the final weight is now 17.75 Lbs

I removed a total of 2.75lbs…. This should help the engine rev a bit faster, with out giving up too much torque..
 

·
DIY Guru
96 Ranger-stock
Joined
·
637 Posts
Discussion Starter #3
If it is what I am thinking, just holes thu the clutch disc mating surface of the flywheel. I am not much for them. It lessens the surface contact area. so you loose contact area and can slip the clutch easier.

I am sure there is an equation that would allow you to calculate just how much surface area is needed to hold torque and HP


Now add into the strength of cast iron and how brittle it is when compared to a street lite moly flywheel or an aluminum flywheel and it becomes a hazard from the weaking of a cast iron flywheel coming apart at a given RPM
 

·
Premium Member
2005 Legacy GT
Joined
·
1,754 Posts
If it is what I am thinking, just holes thu the clutch disc mating surface of the flywheel. I am not much for them. It lessens the surface contact area. so you loose contact area and can slip the clutch easier.

I am sure there is an equation that would allow you to calculate just how much surface area is needed to hold torque and HP


Now add into the strength of cast iron and how brittle it is when compared to a street lite moly flywheel or an aluminum flywheel and it becomes a hazard from the weaking of a cast iron flywheel coming apart at a given RPM
What about speed dimples? If you were to start holes (on the side that the clutch doesn't mate to) and not go all the way through would that be useful? I was just kinda thinking that one might not want to make the flywheel too thin overall, so could you (in theory) make the dimples once you reached a certain thickness that you didn't want to go under, without compromising the structural integrity too much? You could keep a full face on the the clutch side to maintain the grip surface an potentially get a few more ounces off.
 

·
DIY Guru
96 Ranger-stock
Joined
·
637 Posts
Discussion Starter #5
Yes you could do something like that. But with how affordable moly and aluminum flywhees are the question comes to why?

Even with all that work you will still be heavier than a moly street lite flywheel.

If it a case of DIY bragging rights, Ok I can get that too.

But I would not want to pay a shop to do all that work, good chance is overall is you would spend more cash than just buying a new moly flywheel.

The only case I could see investing this much time and money in a stock cast iron flywheel is for some sort of "Stock appearing" class racing.
 

·
Retired From Hondas
Joined
·
2,796 Posts
No one is checking flywheels at a track last time I checked. But fidanzas can be found pretty cheap.

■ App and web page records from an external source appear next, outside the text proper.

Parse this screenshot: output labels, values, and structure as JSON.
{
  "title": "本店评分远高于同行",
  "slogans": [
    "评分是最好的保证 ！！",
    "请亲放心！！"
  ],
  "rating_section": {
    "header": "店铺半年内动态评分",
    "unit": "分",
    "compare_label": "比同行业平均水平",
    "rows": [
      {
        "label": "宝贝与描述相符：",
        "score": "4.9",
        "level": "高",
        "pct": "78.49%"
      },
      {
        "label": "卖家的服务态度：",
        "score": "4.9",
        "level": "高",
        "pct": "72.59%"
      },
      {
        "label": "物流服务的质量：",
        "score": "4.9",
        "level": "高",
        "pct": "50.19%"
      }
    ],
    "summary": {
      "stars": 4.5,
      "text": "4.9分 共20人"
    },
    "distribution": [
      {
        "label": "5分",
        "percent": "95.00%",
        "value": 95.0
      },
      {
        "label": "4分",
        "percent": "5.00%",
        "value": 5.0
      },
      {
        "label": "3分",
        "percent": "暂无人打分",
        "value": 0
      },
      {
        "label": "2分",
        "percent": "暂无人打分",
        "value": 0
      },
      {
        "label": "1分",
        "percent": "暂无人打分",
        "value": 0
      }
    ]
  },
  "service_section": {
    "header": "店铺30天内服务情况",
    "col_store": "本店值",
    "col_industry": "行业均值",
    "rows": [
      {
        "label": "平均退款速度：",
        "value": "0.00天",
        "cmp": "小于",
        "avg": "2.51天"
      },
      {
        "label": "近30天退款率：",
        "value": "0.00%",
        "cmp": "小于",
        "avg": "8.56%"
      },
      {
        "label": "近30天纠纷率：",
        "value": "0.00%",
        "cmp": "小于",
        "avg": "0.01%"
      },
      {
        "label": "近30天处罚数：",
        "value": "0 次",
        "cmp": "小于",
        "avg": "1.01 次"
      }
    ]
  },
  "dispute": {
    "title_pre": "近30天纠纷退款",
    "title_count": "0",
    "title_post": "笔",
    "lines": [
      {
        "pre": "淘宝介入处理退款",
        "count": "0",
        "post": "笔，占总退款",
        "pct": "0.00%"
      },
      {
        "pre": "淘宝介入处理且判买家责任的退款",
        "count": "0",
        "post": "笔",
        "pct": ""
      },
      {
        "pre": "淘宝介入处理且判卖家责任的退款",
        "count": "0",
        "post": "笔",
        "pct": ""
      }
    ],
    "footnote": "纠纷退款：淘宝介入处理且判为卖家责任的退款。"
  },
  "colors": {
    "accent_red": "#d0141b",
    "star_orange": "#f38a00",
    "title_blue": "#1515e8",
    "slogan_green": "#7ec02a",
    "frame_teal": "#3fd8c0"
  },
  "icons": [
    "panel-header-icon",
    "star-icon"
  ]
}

I could see this beneficial for a model of car which has little aftermarket support.
 

·
Registered
Joined
·
71 Posts
I wouldn't want to take to much from directly behind the clutch surface because of heat sink capacity. Its like having drilled rotors. may work for some but not for others. Now I like me a turbo ford....... had a 85 turbo coupe. what was left of it at least. but it had the 7.5 rear with the 9inch brakes with the quad shocks....
 

·
Premium Member
2005 Legacy GT
Joined
·
1,754 Posts
Yes you could do something like that. But with how affordable moly and aluminum flywhees are the question comes to why?

Even with all that work you will still be heavier than a moly street lite flywheel.

If it a case of DIY bragging rights, Ok I can get that too.

But I would not want to pay a shop to do all that work, good chance is overall is you would spend more cash than just buying a new moly flywheel.

The only case I could see investing this much time and money in a stock cast iron flywheel is for some sort of "Stock appearing" class racing.
I was speaking in a more general sense of flywheel lightening than directly to this specific example.
 

·
DIY Guru
96 Ranger-stock
Joined
·
637 Posts
Discussion Starter #9
I get where you are going, I would have to say it would be a rare instance where the aftermarket did not have one.

I do some old school machining from time to time just because I can

This was one of those times
 
1 - 9 of 9 Posts
Top